I actually discovered this when I recently began collecting various Gameboy models. I sat there and puzzled over the reasons for the various cartridge designs before noticing how the power switch fit into the notch on the old cartridges (my brother and I had often wondered about that weird little cut out of the plastic when we were younger). Feeling a bit experimental I took my newly unboxed Gameboy and slid in my copy of “Pokemon Gold,” a Gameboy Color game from 2000, over a decade after the first system’s initial release. “Gold” was a game I adored as a child and had only ever experienced in its full-color version on the GBC, so, when the familiar music began playing and the start-up screen booted up in black and white I was more than a little taken aback.

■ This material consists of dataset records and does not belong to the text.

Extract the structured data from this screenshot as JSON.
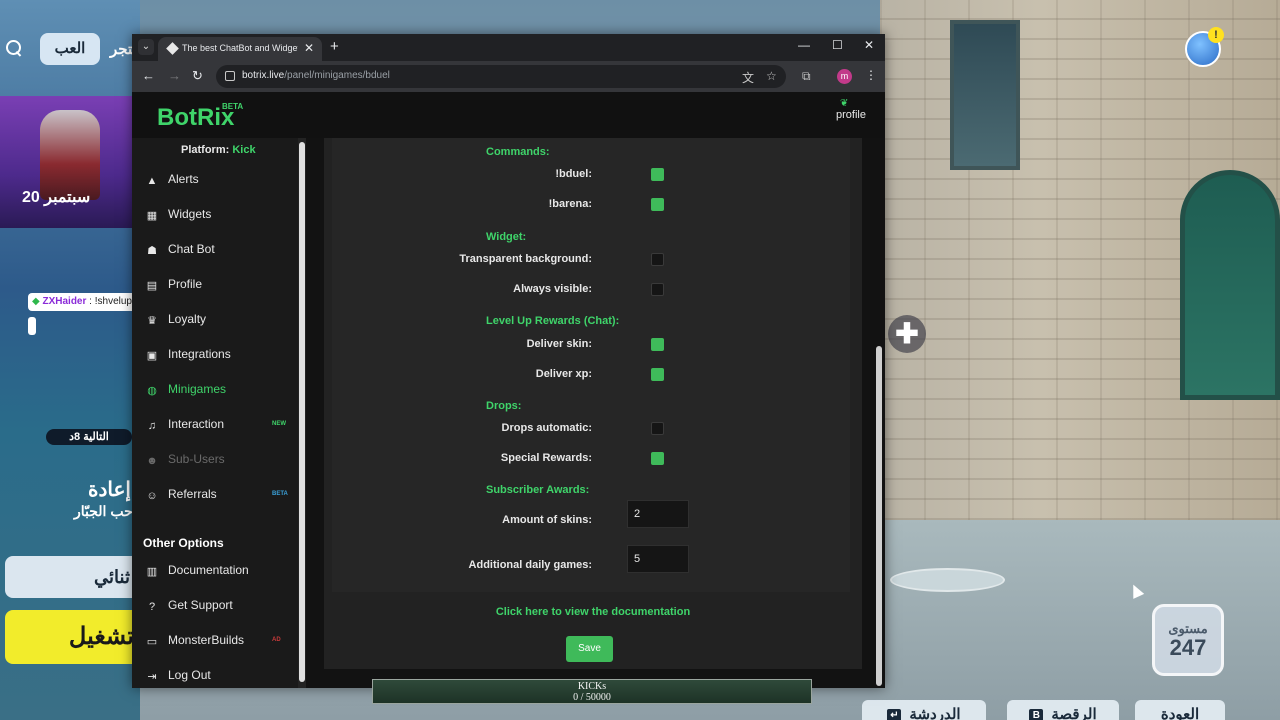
{
  "browser": {
    "tab_title": "The best ChatBot and Widgets",
    "url_host": "botrix.live",
    "url_path": "/panel/minigames/bduel",
    "profile_initial": "m"
  },
  "app": {
    "logo": "BotRix",
    "logo_badge": "BETA",
    "profile_label": "profile",
    "platform_label": "Platform:",
    "platform_value": "Kick"
  },
  "sidebar": {
    "items": [
      {
        "label": "Alerts",
        "icon": "warning-icon"
      },
      {
        "label": "Widgets",
        "icon": "grid-icon"
      },
      {
        "label": "Chat Bot",
        "icon": "robot-icon"
      },
      {
        "label": "Profile",
        "icon": "id-card-icon"
      },
      {
        "label": "Loyalty",
        "icon": "trophy-icon"
      },
      {
        "label": "Integrations",
        "icon": "plug-icon"
      },
      {
        "label": "Minigames",
        "icon": "gamepad-icon"
      },
      {
        "label": "Interaction",
        "icon": "music-icon",
        "badge": "NEW"
      },
      {
        "label": "Sub-Users",
        "icon": "users-icon"
      },
      {
        "label": "Referrals",
        "icon": "referral-icon",
        "badge": "BETA"
      }
    ],
    "other_title": "Other Options",
    "other_items": [
      {
        "label": "Documentation",
        "icon": "document-icon"
      },
      {
        "label": "Get Support",
        "icon": "question-icon"
      },
      {
        "label": "MonsterBuilds",
        "icon": "monitor-icon",
        "badge": "AD"
      },
      {
        "label": "Log Out",
        "icon": "logout-icon"
      }
    ]
  },
  "settings": {
    "commands_title": "Commands:",
    "commands": [
      {
        "label": "!bduel:",
        "checked": true
      },
      {
        "label": "!barena:",
        "checked": true
      }
    ],
    "widget_title": "Widget:",
    "widget": [
      {
        "label": "Transparent background:",
        "checked": false
      },
      {
        "label": "Always visible:",
        "checked": false
      }
    ],
    "levelup_title": "Level Up Rewards (Chat):",
    "levelup": [
      {
        "label": "Deliver skin:",
        "checked": true
      },
      {
        "label": "Deliver xp:",
        "checked": true
      }
    ],
    "drops_title": "Drops:",
    "drops": [
      {
        "label": "Drops automatic:",
        "checked": false
      },
      {
        "label": "Special Rewards:",
        "checked": true
      }
    ],
    "subscriber_title": "Subscriber Awards:",
    "amount_of_skins_label": "Amount of skins:",
    "amount_of_skins_value": "2",
    "daily_games_label": "Additional daily games:",
    "daily_games_value": "5",
    "doc_link": "Click here to view the documentation",
    "save_label": "Save"
  },
  "game": {
    "tab_play": "العب",
    "tab_store": "متجر",
    "hero_text": "20 سبتمبر",
    "chat_user": "ZXHaider",
    "chat_sep": ":",
    "chat_message": "!shvelup",
    "next_badge": "التالية 8د",
    "mode_title": "إعادة",
    "mode_sub": "ساحب الجبّار",
    "duo_button": "ثنائي",
    "play_button": "تشغيل",
    "level_label": "مستوى",
    "level_value": "247",
    "bottom_tabs": [
      {
        "label": "الدردشة",
        "key": "↵"
      },
      {
        "label": "الرقصة",
        "key": "B"
      },
      {
        "label": "العودة",
        "key": ""
      }
    ]
  },
  "kick_progress": {
    "label": "KICKs",
    "current": 0,
    "goal": 50000,
    "text": "0 / 50000",
    "fraction": 0
  }
}
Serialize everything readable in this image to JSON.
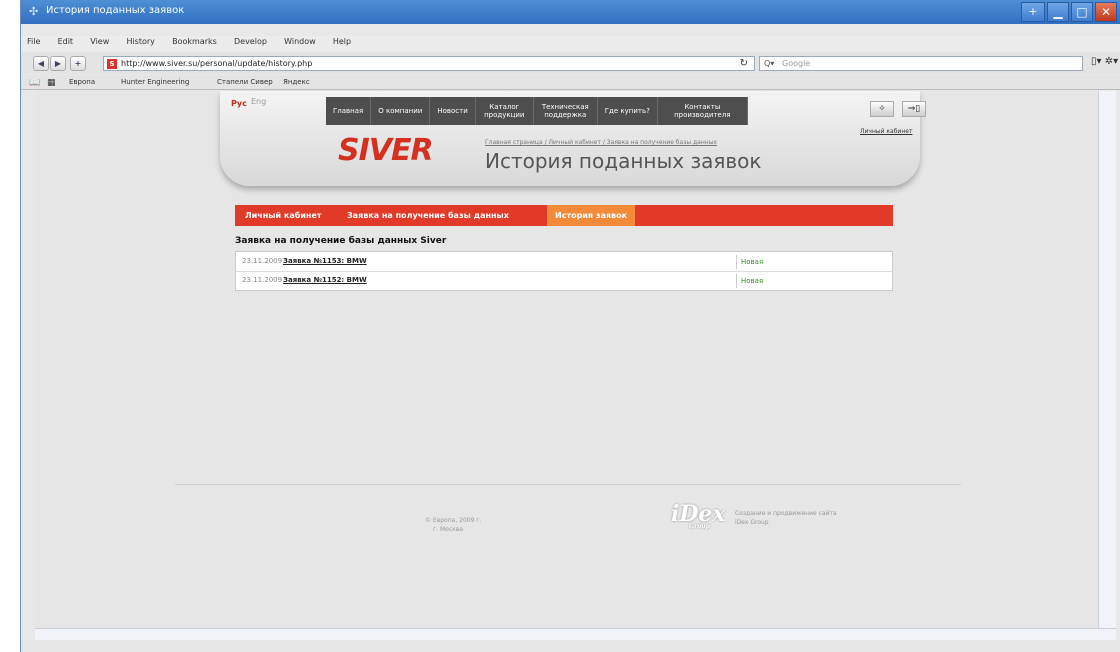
{
  "window": {
    "title": "История поданных заявок"
  },
  "menu": [
    "File",
    "Edit",
    "View",
    "History",
    "Bookmarks",
    "Develop",
    "Window",
    "Help"
  ],
  "toolbar": {
    "url": "http://www.siver.su/personal/update/history.php",
    "search_placeholder": "Google"
  },
  "bookmarks": [
    "Европа",
    "Hunter Engineering",
    "Стапели Сивер",
    "Яндекс"
  ],
  "site": {
    "lang_ru": "Рус",
    "lang_en": "Eng",
    "nav": [
      "Главная",
      "О компании",
      "Новости",
      "Каталог продукции",
      "Техническая поддержка",
      "Где купить?",
      "Контакты производителя"
    ],
    "cabinet_link": "Личный кабинет",
    "logo": "SIVER",
    "breadcrumb": "Главная страница / Личный кабинет / Заявка на получение базы данных",
    "page_title": "История поданных заявок"
  },
  "tabs": [
    {
      "label": "Личный кабинет",
      "active": false
    },
    {
      "label": "Заявка на получение базы данных",
      "active": false
    },
    {
      "label": "История заявок",
      "active": true
    }
  ],
  "section_title": "Заявка на получение базы данных Siver",
  "requests": [
    {
      "date": "23.11.2009",
      "title": "Заявка №1153: BMW",
      "status": "Новая"
    },
    {
      "date": "23.11.2009",
      "title": "Заявка №1152: BMW",
      "status": "Новая"
    }
  ],
  "footer": {
    "copyright_line1": "© Европа, 2009 г.",
    "copyright_line2": "г. Москва",
    "dev_logo": "iDex",
    "dev_logo_sub": "Group",
    "dev_line1": "Создание и продвижение сайта",
    "dev_line2": "iDex Group"
  }
}
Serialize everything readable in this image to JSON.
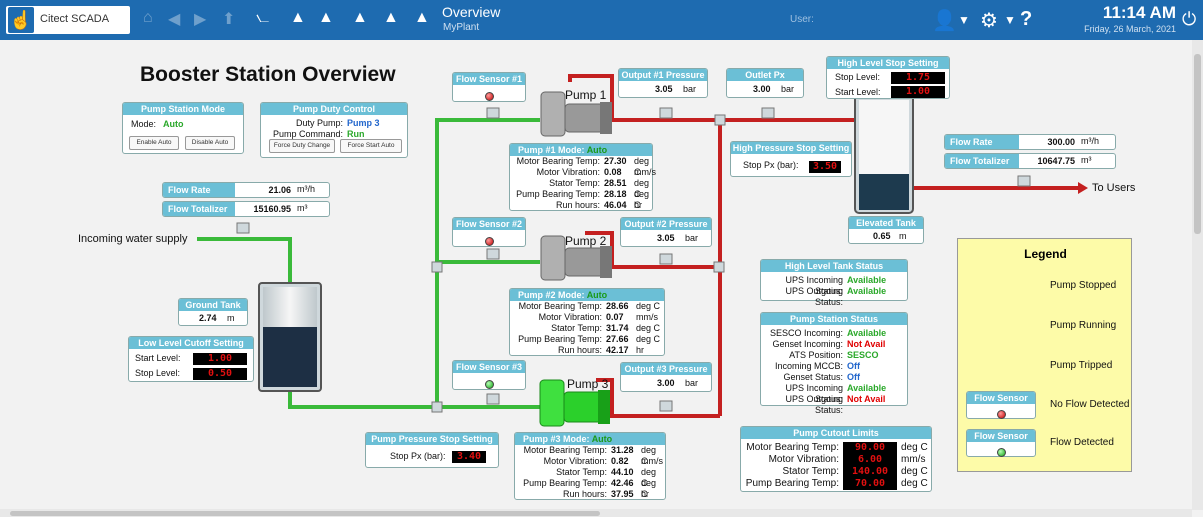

At first, I felt like an idiot for never having realized or come across this little “fun fact” feature, but after several excited texts and calls to my friends, I found that I was far from alone in my ignorance. It was new information to each of them. Thinking back on it now it should have been fairly obvious. GBC games like “Link’s Awakening DX” and “Tetris DX” were just colored, enhanced versions of black and white Gameboy games re-released on the Color, retaining the shape and basic look of their older cartridges. The games that were released for the GBC in the clear plastic shells, without the power switch notch, likely took full advantage of the Color’s increased technical specs and graphical prowess, barring them from being able to run on that first system even in black and white. This allowed games like the aforementioned “Pokemon Gold” to not only run on their associated system and be backwards compatible on future handhelds in the Gameboy family such as the Advance and Advance SP but also allowed them to be played on the previously released hardware like the Gameboy, Gameboy Pocket, and Gameboy Light. This meant that those cartridges could be played on every single Gameboy ever released (with the exception of the niche product the Micro) from 1989 all the way up to 2003.
A small childhood mystery solved by a moment of curiosity almost two decades later.